Geeks2U Promise
We guarantee you'll love our fast, friendly service - or we'll refund your money.  
133,572 Happy Customers & Counting
Need tech support?
1300 769 448
Extended hours, 7 days a week
Home  /  geekspeak  /  Are you making the most of your browser?

Are you making the most of your browser?

Ask most folks what an Internet browser is for, and they’ll look at you as though you’ve suddenly grown an extra head. Internet browsers are for browsing the Internet, right?

Well, you’re not strictly speaking incorrect to make that assumption, but the reality is that while browsers grew as a category of software designed for Internet browsing, they’ve long since eclipsed that simple goal, offering a suite of functionalities via either in-page applications or straight up extensions that can take the humble browser in all kinds of directions. You might not want or need to install numerous applications that used to be standalone if you can get your browser to perform the necessary functions instead.

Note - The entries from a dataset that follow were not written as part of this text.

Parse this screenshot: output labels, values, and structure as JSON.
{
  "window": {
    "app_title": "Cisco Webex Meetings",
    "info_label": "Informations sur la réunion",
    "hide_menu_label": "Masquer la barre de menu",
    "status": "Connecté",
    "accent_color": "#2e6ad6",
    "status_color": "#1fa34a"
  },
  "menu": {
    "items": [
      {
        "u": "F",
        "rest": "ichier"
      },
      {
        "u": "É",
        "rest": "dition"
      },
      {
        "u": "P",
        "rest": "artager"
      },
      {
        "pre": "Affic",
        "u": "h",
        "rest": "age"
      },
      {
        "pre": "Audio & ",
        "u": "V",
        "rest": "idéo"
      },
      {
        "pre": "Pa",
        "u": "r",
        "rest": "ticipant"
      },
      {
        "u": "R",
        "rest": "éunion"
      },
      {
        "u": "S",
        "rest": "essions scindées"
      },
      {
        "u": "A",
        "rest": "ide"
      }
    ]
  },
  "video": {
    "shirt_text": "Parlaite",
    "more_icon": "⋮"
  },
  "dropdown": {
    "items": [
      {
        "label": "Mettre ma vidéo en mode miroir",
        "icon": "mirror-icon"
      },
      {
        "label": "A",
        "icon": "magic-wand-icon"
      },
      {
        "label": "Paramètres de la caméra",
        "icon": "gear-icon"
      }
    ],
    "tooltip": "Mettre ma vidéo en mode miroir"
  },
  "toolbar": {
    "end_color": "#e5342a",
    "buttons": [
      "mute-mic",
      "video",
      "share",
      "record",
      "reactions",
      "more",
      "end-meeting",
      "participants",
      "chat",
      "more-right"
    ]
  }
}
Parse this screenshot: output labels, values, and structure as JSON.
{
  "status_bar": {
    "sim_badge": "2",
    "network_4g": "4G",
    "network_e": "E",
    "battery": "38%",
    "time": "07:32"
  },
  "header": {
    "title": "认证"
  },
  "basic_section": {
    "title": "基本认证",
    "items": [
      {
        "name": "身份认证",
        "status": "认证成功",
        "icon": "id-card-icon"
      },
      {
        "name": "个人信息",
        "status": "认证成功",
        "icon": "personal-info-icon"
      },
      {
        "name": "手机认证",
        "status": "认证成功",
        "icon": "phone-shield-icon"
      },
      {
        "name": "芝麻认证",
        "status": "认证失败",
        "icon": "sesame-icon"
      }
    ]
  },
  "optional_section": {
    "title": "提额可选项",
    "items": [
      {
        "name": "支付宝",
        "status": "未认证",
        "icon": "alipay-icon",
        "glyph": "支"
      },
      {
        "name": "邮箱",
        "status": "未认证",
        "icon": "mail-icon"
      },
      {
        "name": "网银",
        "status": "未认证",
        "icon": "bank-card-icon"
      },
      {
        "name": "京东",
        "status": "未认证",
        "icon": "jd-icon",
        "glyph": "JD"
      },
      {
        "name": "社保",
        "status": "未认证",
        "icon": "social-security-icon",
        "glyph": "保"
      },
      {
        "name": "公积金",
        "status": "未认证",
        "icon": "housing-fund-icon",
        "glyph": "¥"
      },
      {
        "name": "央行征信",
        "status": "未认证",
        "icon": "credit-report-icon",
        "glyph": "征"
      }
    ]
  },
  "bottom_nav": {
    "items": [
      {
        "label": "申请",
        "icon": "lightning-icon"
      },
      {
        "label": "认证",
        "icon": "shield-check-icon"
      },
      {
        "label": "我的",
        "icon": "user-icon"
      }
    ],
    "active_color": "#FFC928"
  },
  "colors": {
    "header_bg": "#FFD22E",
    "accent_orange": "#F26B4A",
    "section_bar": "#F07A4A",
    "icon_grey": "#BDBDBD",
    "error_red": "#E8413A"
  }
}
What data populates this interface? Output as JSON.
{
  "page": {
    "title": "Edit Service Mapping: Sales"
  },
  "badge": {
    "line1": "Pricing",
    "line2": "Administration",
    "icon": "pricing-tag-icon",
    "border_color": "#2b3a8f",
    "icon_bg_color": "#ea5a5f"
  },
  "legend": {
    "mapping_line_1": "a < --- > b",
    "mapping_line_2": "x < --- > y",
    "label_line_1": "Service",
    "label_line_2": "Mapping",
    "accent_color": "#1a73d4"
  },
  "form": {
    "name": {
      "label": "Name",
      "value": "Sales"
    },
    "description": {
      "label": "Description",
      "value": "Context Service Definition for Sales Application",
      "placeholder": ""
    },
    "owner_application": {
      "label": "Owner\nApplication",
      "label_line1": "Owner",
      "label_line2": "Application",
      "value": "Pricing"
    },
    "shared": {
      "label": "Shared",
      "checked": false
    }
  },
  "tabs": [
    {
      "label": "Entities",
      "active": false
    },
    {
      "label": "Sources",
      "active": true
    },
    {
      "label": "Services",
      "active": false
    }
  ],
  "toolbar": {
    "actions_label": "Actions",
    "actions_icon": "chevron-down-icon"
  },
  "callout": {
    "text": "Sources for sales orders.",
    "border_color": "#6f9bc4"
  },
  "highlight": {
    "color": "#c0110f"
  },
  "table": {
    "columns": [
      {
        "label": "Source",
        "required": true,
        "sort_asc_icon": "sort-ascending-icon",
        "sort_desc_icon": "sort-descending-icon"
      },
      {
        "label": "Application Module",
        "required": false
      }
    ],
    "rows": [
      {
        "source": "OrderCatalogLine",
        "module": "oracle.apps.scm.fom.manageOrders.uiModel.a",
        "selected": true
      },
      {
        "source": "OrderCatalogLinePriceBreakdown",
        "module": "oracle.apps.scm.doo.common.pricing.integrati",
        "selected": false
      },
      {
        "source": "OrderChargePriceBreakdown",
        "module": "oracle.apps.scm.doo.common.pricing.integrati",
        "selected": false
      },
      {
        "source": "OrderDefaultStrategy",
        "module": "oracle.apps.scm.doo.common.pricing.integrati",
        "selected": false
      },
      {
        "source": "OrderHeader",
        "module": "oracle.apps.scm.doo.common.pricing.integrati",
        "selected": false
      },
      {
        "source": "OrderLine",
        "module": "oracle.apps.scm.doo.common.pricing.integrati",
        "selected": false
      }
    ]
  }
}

As an example, if you’ve ever used Google Docs to write out a document or even a list, then you’re word processing through your browser. Watching video via YouTube, Netflix or ABC iView in your browser, and it’s a video player. Both examples are essentially frictionless applications using the inbuilt capabilities of your browser of choice, but it’s in the ability to add extensions that you can truly leverage the power of your browser.

The range and scope of extensions is truly remarkable, whether you’re looking to maximise your broadband speed by using caching extensions such as Google’s Data Saver, create a to-do list with Any.do or just manage your spiralling quantity of open tabs with any number of different tab management applications. Most password managers also incorporate in-browser extensions that make it simple to autofill secure passwords for you on demand, keeping you safer than the still-all-too-common practices of using single passwords for multiple services, or for that matter using dictionary words for the same purpose.

Not that extensions are all flowers and sunshine. You’ve got to be careful with what you install and why, because each extension adds a certain performance load to your computer when it’s running. Poorly written or maintained extensions can pose security risks, so before you do install, read around to see if other users have complaints or if a particular extension has had any bad press lately.

Make sure you keep your extensions updated on a regular basis, because again they’re refined not only for security, but also performance and often new functionality as well. The same advice applies to browsers themselves, especially if you’re still using older browsers such as Internet Explorer (abandoned by Microsoft in favour of its newer Edge browser) or previous versions of Chrome or Safari. Browser attacks are on the rise, and old, unpatched browsers are a hacker’s delight.

While you’re pondering on extensions, it’s also worthwhile having a look at what the browser competition is doing these days. If you’ve only ever used a single browser type, be it Chrome, Edge, Internet Explorer or any other , have a look at what’s being done by the browsers you haven’t tried, such as Firefox, Opera or Safari.

You might find a browser approach that suits your PC better, and even if you don’t they’re simple and free downloads that are easily uninstalled if they don’t suit your needs. Competition for features and above all speed means that you don’t have to put up with a browser clogging up your computer’s precious resources any longer.

Share

Recent News

Generally speaking, when there’s an important update for your notebook, it’s a decent idea to install it. It may not be an update that makes an immediate obvious new feature available. Instead it may work behind the scenes to add layers of security, fix bugs or improve general performance. It’s why for the most part… More 

Samsung has long pitched its “Note” line of larger smartphones as being perfect for folks with a productivity focus for their smartphone work. A few years ago, it introduced a specific desktop dock for its Note and Galaxy S class phones, the DeX dock. Drop a qualifying Samsung phone into a DeX dock, and what… More 

For most of us, buying a new laptop is a matter of expediency, not outright tech desire. We’ll make do for as long as possible on an older system until it simply isn’t economical — or sometimes feasible — to continue working with it or repairing it. When that happens, market figures suggest that most… More 

Apple recently made some pretty large changes to its line of MacBook laptops. In recent years there’s been an array of choices, from the very small “MacBook” through the MacBook Air and MacBook Pro lines. Some of these had the newer butterfly keyboards and Apple’s own Touch Bar sensor, while others didn’t. If you didn’t… More